The most common issue found seems to be with the lead screw. The lead screw is the long, threaded pole connected to your Z-axis stepper motor. It’s what makes the Z-axis move up or down.
Sometimes, this lead screw can become bent, creating weird patterns as the printer moves up the axis. If you look directly at the screw and how it moves, it should be as straight as an arrow.
If it is bent, you may need to find a guide for your printer on how to take it apart.
Belt and wheel adjustments
Belts and wheels are essential for the quality of your print. If these are not adjusted, you will have lots of weird lines on your prints.
Every wheel should roll smoothly, and every belt should be nice and tight. Belt tightness is different for every printer, so find out what’s right for your machine.
When a 3D printer uses rods to move along an axis, these rods will wear down over time. Every once in a while, you should clean off the rods and add a little lubricant with them.
This makes sure that there is nothing blocking the printer’s movement, and that it can flow freely along whatever axis it needs to.
Damaged extruder nozzle
I’ve ruined my share of extruder nozzles, and I’m not proud of it. The first time I had this issue, all my prints had a very odd horizontal pattern on each layer. While it produced an interesting texture, it looked pretty awful.
I searched all over the place for a fix, until I finally decided to order a new nozzle. When I removed the old one, I discovered that the entire tip had been scraped off.
This can happen for two reasons. The first is that the nozzle is too close to the bed, and it scrapes the tip off. The second is that you accidentally scrape it off in an effort to clean it.
In my case, it was the second option. Always be extremely careful about scraping your nozzle, especially when the metal is warm and soft.
Your printer probably came with nozzle replacements, so just use one of those. Don’t forget to update your slicer settings if it’s a different size nozzle from what you were using.
Unstable print surface
An unstable surface can refer to either the print bed or the surface your printer is on. Either one of these can create lines known as ringing.
Ringing is caused by the vibrations of the printer as it moves back and forth. It’ll make your prints look terrible if it’s bad enough.
If you aren’t using any clips for your printer bed, get some. The bed will move around too much during printing, especially the taller the prints get.
The printer’s location also matters. If the table the printer is on isn’t sturdy, it’ll vibrate. If the ringing still appears after securing the table, then you might need some vibration absorbing feet for the printer.
You can order these online or get them from a local hardware store.

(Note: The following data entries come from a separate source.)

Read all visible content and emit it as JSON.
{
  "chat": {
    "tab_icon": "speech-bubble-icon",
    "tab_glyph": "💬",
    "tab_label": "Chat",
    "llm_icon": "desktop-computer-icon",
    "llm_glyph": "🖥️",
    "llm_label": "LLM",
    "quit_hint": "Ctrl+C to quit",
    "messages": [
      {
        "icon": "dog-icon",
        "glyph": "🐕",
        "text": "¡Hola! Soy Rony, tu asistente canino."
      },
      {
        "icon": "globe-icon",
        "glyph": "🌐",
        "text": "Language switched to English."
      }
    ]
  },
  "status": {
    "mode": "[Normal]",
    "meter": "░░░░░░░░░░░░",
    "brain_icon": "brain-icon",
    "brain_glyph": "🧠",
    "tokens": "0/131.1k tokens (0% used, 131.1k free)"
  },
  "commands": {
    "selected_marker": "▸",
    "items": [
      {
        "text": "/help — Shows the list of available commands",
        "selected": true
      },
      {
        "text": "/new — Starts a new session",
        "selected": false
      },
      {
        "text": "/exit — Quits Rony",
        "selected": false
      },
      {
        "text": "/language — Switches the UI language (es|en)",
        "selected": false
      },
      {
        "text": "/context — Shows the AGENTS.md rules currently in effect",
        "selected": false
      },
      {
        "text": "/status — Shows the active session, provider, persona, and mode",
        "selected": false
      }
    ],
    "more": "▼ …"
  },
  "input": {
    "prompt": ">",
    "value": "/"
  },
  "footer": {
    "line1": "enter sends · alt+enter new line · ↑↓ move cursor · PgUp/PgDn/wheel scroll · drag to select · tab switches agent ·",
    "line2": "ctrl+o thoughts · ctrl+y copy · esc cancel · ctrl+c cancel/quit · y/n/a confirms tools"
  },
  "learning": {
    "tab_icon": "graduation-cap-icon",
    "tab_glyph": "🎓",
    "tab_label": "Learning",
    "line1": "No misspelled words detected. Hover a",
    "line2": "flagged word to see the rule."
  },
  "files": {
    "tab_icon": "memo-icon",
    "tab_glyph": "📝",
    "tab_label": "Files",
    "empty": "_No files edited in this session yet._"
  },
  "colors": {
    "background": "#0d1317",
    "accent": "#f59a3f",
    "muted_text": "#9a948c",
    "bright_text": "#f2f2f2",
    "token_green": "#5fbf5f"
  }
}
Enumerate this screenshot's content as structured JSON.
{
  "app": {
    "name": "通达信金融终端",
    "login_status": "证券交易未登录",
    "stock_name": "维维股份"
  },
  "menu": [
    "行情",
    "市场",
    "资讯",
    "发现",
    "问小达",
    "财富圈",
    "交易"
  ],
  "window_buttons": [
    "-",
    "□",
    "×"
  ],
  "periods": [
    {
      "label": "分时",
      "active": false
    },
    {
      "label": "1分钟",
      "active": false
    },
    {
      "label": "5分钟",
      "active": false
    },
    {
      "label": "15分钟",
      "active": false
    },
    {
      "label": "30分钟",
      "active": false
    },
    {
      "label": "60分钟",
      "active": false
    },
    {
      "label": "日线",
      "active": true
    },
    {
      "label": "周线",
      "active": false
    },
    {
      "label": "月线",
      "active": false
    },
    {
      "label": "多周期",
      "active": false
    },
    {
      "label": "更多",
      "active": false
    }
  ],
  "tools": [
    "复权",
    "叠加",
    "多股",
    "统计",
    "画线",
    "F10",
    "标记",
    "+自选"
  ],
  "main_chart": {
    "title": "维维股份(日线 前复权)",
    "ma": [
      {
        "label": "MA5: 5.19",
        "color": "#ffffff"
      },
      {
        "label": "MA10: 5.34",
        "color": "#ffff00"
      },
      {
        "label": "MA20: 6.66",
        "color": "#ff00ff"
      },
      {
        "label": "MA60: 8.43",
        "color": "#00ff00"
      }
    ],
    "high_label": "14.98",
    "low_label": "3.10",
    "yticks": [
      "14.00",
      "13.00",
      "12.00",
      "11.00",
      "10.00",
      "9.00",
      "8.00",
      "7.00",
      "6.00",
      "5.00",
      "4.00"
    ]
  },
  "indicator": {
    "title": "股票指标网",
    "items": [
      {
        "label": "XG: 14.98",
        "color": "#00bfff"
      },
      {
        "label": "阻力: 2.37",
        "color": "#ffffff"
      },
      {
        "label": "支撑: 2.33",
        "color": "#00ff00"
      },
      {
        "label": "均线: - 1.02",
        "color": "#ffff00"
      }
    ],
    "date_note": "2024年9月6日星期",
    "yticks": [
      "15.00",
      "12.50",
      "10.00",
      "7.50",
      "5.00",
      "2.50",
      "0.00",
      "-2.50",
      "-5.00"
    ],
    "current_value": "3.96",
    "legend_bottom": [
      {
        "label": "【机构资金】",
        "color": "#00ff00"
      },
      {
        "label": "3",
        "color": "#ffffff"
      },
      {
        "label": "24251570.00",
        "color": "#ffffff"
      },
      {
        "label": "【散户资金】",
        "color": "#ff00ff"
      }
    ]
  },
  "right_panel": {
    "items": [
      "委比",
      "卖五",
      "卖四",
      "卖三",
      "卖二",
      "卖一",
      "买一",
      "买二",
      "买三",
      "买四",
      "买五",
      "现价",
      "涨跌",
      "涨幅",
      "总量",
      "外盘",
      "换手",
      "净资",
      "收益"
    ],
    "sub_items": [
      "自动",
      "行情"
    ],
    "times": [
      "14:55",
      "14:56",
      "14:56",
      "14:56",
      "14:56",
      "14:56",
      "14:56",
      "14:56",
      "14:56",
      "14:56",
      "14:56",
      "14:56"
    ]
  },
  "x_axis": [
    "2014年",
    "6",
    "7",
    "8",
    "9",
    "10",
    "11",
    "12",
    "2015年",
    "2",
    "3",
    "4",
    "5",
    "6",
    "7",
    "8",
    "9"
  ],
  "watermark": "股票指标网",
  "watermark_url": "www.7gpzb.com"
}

Better yet, you can print them with flexible filament.
Another thing you should know about vibrations is that tall and thin prints will create more vibrations the further up it is. I once tried printing some tall, flat lithophanes, and ended up with some nasty ringing.
I fixed it by making the lithophane curved, which provided more stability to the print. The ringing disappeared completely.